In Seattle, the Seahawks hosted their NFC West rival Los Angeles Rams on Saturday.  The two teams already played twice during the regular season.  In their week 16 match-up in December, Seattle won the game and clinched a home game in the opening round of the playoffs.

After the game, Seattle (and former LSU) defensive back Jamal Adams broke out a victory cigar in the media room and enjoyed the moment.   Teammate A.J. McCord added, “I hope you all have a wonderful day because, you know, we’re champions!

The post-game celebration became motivation for the Los Angeles Rams after the two teams were matched for the third time on Saturday.  The Rams came to Seattle and ended the Seahawks’ season 30-20. 

Afterwards, Rams quarterback Jared Goff admitted that Seattle’s post-game celebrating served as extra motivation for the game. 

Two weeks ago you saw them smoking cigars and getting all excited about beating us and winning the division and we’re able to come up here and beat them in their own place,” Jared Goff said. “It feels good.”

Once again, an NFL team felt like they needed additional motivation to play their best.  Silly, isn’t it?

Though these three stories may seem unusual, the NFL and other sports teams have used sources of so-called “Bulletin Board” material for decades. 

The late Buffalo Bills head coach Marv Levy was famous for telling his teams, “Praise your opponent and don’t you be the bulletin board for somebody else’s team.”

Unfortunately for Buffalo, one of Levy’s own assistant coaches failed to listen to the wisdom of his head coach prior to the Bills’ Super Bowl 26 game against Washington of the NFC in January, 1992. 

Buffalo defensive line coach Chuck Dickerson disparaged Washington’s famed “Hogs” offensive line the week before the game.  Offensive tackle Joe Jacoby was a “Neanderthal who slobbers a lot.”  Lineman Jim Lachey was a “ballerina in a 310-pound body” and center Jeff Bostic was “ugly like the rest of them.”

As you can guess by now, Washington’s “Hogs” used these comments for additional motivation as they downed the Buffalo Bills 37-24.

Words may be used to motivate your own team as well.  In January, 1969, New York Jets quarterback “Broadway” Joe Namath famously predicted that his 18-point underdog AFL team was going to beat the NFL’s Baltimore Colts in Super Bowl 3.   

At an event being held earlier in the week in Super Bowl host city Miami, Namath (who attended the function to receive an award), was greeted by a heckler who yelled, “The Colts are going to kick your @$$”! 

The former Alabama quarterback calmly responded, “Hey, I got news for you.
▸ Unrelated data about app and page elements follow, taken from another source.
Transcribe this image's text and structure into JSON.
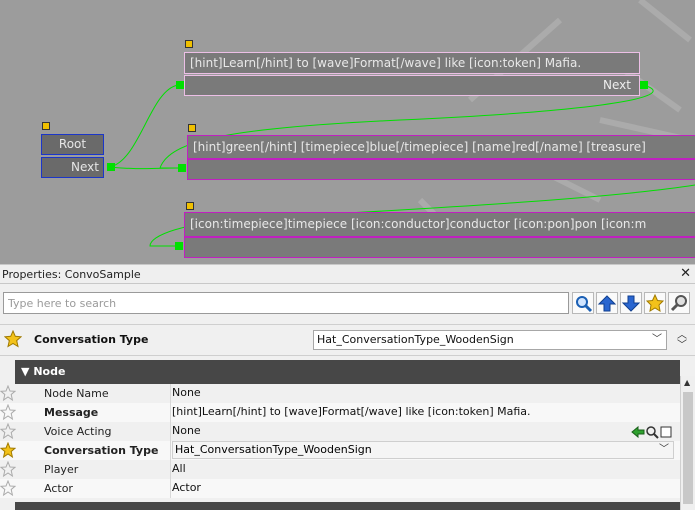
{
  "graph": {
    "root_label": "Root",
    "root_next": "Next",
    "nodes": [
      {
        "text": "[hint]Learn[/hint] to [wave]Format[/wave] like [icon:token] Mafia.",
        "next": "Next"
      },
      {
        "text": "[hint]green[/hint] [timepiece]blue[/timepiece] [name]red[/name] [treasure]",
        "next": ""
      },
      {
        "text": "[icon:timepiece]timepiece [icon:conductor]conductor [icon:pon]pon [icon:m",
        "next": ""
      }
    ]
  },
  "properties": {
    "title": "Properties: ConvoSample",
    "close": "✕",
    "search_placeholder": "Type here to search",
    "conversation_type_label": "Conversation Type",
    "conversation_type_value": "Hat_ConversationType_WoodenSign",
    "section_title": "Node",
    "rows": [
      {
        "name": "Node Name",
        "value": "None",
        "bold": false
      },
      {
        "name": "Message",
        "value": "[hint]Learn[/hint] to [wave]Format[/wave] like [icon:token] Mafia.",
        "bold": true
      },
      {
        "name": "Voice Acting",
        "value": "None",
        "bold": false
      },
      {
        "name": "Conversation Type",
        "value": "Hat_ConversationType_WoodenSign",
        "bold": true
      },
      {
        "name": "Player",
        "value": "All",
        "bold": false
      },
      {
        "name": "Actor",
        "value": "Actor",
        "bold": false
      }
    ]
  },
  "colors": {
    "graph_bg": "#9c9c9c",
    "link_green": "#00e000",
    "node_border_pink": "#ecbfe6",
    "node_border_magenta": "#c020c0",
    "root_border": "#1b36c9",
    "section_header": "#474747"
  }
}
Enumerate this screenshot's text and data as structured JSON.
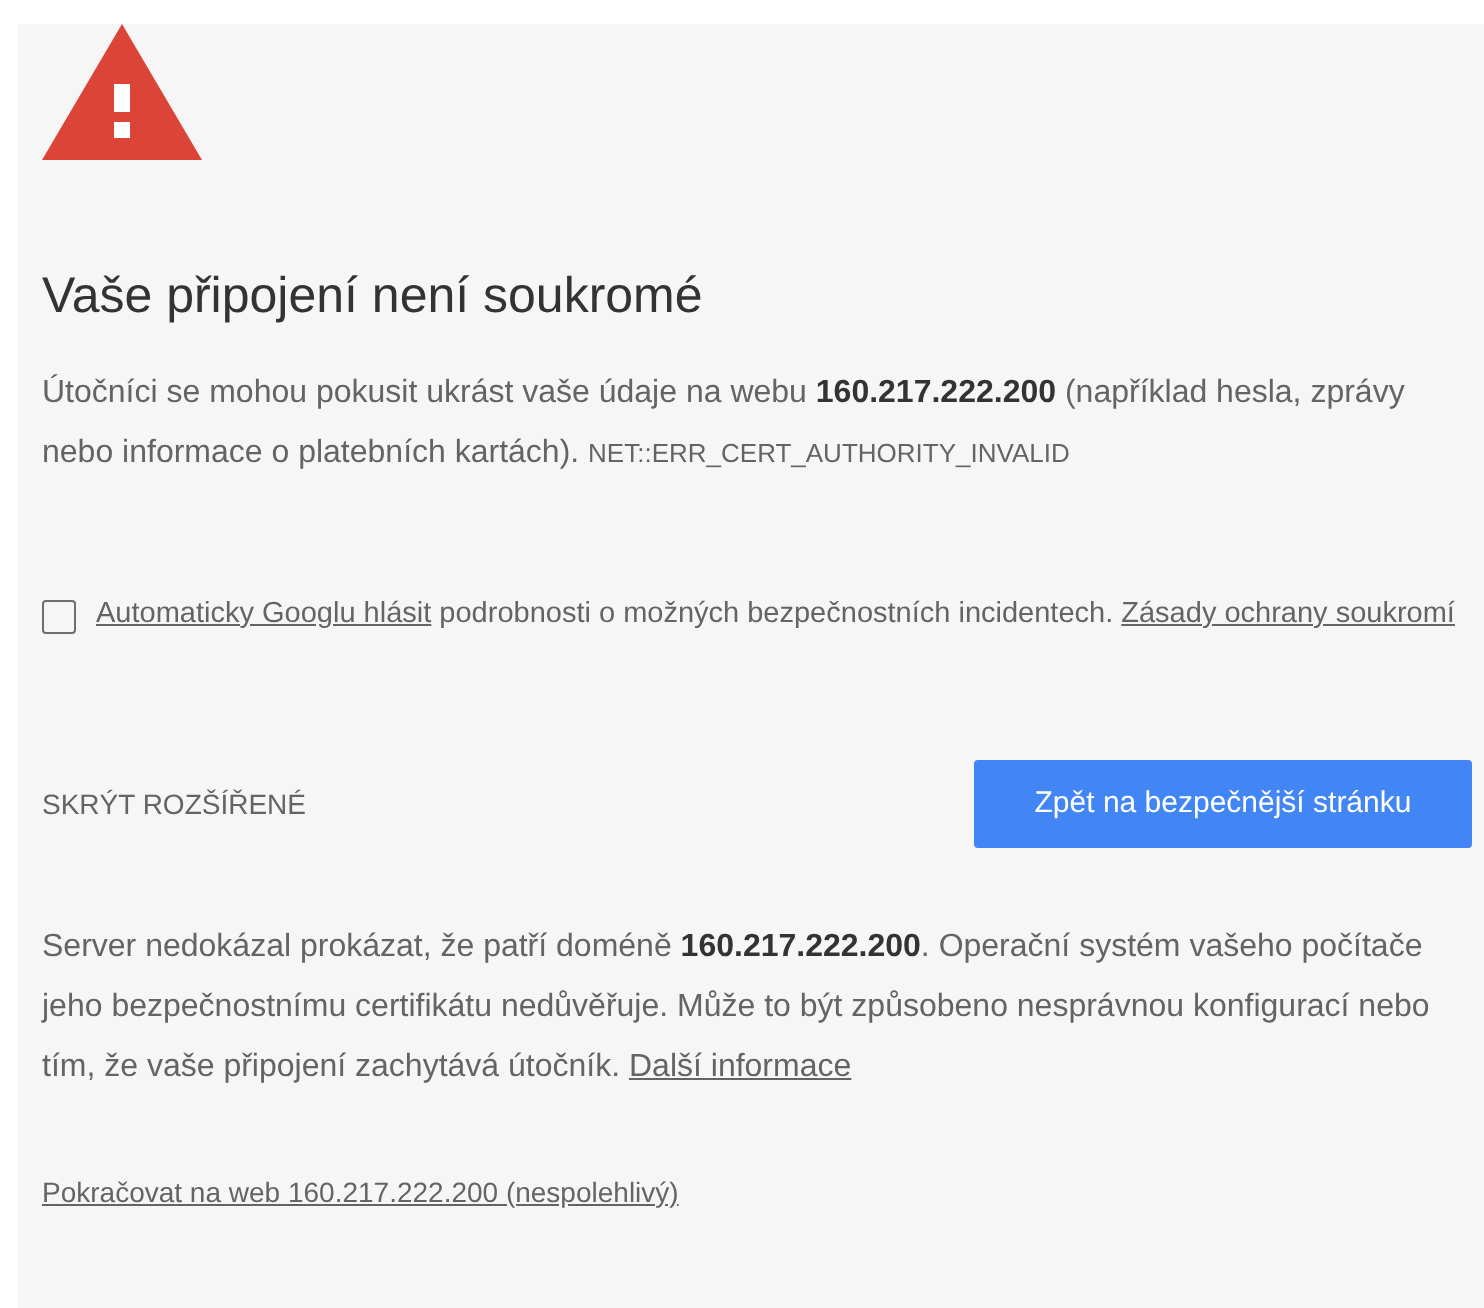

We’re going to win Sunday, I’ll guarantee you…

The football world was shocked at Namath’s brash prediction.  The most surprised person may have been Namath’s own head coach.   The legendary Weeb Ewbank lamented that his brash young quarterback had just doomed his underdog squad:

They’re going to put that [story] up on the locker room wall. Those Colts are gonna want to kill us.

Fortunately for Joe Namath, his coach, the team, and millions of fans, the New York Jets pulled one of the greatest upsets in professional football history by winning the game 16-7. 

As the NFL playoffs advance, be on the alert for even more motivational stories.  Teams will be combing the news for some type of verbal, written, or even perceived slight in an effort to give their team a little extra octane in their tanks for an upcoming game. 

Regardless of whether a pro football player is making $40 million or the measly NFL minimum salary of “just” $610,000, both teams will continue to search the bottom of the barrel in an effort to gain a motivational edge in this year’s NFL playoffs.